* [Description of the task] The lines below, beginning at the one that contains "Parse this screenshot: output" and ending at the last, are to be retyped exactly.

* [Records drawn from a dataset]
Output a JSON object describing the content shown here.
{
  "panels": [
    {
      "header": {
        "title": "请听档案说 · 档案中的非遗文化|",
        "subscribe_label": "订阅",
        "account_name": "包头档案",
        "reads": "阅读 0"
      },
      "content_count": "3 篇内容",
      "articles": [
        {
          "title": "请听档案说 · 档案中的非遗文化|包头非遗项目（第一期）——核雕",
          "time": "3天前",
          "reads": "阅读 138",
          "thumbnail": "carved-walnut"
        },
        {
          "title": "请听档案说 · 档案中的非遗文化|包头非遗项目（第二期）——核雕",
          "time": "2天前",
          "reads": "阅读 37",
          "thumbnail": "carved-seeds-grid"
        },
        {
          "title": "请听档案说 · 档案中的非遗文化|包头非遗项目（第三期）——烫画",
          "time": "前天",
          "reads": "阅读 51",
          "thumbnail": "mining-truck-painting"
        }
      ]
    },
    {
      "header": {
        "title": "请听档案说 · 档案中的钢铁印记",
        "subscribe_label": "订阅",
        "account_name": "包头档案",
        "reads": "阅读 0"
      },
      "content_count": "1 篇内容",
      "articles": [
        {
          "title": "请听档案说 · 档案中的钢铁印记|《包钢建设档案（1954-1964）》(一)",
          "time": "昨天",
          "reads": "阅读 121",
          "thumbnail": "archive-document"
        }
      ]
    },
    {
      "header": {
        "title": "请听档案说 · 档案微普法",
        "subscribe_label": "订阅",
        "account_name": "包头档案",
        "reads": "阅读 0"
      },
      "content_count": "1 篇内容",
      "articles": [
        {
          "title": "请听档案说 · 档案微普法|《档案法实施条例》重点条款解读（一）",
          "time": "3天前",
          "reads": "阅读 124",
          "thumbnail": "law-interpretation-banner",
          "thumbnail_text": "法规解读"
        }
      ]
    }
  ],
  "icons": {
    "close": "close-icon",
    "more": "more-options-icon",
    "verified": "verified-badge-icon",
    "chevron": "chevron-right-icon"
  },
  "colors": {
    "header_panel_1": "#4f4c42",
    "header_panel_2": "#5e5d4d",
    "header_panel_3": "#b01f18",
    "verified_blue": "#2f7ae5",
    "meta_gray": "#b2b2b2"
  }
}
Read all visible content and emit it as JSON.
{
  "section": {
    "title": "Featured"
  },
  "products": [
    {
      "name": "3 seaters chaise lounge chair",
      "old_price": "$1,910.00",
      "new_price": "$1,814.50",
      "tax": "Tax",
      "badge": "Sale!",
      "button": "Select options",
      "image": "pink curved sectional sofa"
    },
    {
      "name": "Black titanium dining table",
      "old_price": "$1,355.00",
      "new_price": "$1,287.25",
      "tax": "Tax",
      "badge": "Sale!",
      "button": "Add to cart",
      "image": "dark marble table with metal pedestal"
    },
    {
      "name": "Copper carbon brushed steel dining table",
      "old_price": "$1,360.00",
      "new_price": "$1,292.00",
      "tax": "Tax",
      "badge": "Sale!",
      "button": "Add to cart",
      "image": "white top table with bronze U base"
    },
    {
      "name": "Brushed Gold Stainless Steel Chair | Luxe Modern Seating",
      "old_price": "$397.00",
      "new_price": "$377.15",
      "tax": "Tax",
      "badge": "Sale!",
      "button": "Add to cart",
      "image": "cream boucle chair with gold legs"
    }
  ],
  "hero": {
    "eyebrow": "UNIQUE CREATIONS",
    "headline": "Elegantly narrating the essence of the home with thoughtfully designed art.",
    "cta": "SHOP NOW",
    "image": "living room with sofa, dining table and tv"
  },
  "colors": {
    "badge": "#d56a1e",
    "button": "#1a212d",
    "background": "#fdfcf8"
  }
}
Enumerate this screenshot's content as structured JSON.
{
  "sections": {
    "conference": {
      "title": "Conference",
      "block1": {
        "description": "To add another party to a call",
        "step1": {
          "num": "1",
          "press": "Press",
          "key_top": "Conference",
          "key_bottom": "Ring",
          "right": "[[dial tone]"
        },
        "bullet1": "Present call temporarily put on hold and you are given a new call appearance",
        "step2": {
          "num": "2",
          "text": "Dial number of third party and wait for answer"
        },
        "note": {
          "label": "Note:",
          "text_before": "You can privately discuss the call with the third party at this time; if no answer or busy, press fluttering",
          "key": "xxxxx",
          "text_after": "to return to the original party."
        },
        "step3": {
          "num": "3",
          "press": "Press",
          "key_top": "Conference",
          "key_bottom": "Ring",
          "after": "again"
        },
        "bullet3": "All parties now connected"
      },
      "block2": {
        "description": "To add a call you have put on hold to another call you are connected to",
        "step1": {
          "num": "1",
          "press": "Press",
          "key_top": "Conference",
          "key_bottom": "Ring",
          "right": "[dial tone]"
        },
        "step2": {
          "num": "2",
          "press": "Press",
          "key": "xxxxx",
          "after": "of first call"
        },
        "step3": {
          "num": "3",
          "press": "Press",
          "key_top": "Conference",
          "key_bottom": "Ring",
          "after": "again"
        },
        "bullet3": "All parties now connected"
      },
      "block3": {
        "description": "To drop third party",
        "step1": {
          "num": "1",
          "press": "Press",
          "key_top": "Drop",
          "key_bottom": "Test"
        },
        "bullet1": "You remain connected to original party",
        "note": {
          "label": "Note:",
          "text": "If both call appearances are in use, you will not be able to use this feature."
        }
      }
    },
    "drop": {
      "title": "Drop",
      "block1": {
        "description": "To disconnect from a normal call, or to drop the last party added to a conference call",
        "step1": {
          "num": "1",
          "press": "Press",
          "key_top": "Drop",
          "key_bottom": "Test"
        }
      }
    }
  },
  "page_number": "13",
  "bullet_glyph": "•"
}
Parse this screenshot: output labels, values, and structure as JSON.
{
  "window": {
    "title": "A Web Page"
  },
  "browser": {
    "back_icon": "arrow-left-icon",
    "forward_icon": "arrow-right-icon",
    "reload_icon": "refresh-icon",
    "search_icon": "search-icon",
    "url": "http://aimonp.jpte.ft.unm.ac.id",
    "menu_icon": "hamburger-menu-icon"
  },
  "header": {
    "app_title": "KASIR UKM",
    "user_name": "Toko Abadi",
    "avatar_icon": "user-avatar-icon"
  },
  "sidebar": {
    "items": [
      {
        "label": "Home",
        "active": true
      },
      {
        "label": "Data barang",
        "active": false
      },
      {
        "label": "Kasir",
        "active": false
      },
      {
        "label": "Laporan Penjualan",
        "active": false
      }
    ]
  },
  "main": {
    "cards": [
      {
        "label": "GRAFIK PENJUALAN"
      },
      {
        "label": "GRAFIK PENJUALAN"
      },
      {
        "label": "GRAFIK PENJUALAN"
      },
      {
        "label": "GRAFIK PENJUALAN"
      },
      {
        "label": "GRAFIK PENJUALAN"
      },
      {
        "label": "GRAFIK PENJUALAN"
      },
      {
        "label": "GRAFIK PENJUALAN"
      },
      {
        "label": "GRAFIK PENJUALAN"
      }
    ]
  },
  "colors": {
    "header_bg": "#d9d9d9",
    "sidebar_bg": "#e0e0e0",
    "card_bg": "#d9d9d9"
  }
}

* [Task response]
Parse this screenshot: output labels, values, and structure as JSON.
{
  "window": {
    "title": "A Web Page"
  },
  "browser": {
    "back_icon": "arrow-left-icon",
    "forward_icon": "arrow-right-icon",
    "reload_icon": "refresh-icon",
    "search_icon": "search-icon",
    "url": "http://aimonp.jpte.ft.unm.ac.id",
    "menu_icon": "hamburger-menu-icon"
  },
  "header": {
    "app_title": "KASIR UKM",
    "user_name": "Toko Abadi",
    "avatar_icon": "user-avatar-icon"
  },
  "sidebar": {
    "items": [
      {
        "label": "Home",
        "active": true
      },
      {
        "label": "Data barang",
        "active": false
      },
      {
        "label": "Kasir",
        "active": false
      },
      {
        "label": "Laporan Penjualan",
        "active": false
      }
    ]
  },
  "main": {
    "cards": [
      {
        "label": "GRAFIK PENJUALAN"
      },
      {
        "label": "GRAFIK PENJUALAN"
      },
      {
        "label": "GRAFIK PENJUALAN"
      },
      {
        "label": "GRAFIK PENJUALAN"
      },
      {
        "label": "GRAFIK PENJUALAN"
      },
      {
        "label": "GRAFIK PENJUALAN"
      },
      {
        "label": "GRAFIK PENJUALAN"
      },
      {
        "label": "GRAFIK PENJUALAN"
      }
    ]
  },
  "colors": {
    "header_bg": "#d9d9d9",
    "sidebar_bg": "#e0e0e0",
    "card_bg": "#d9d9d9"
  }
}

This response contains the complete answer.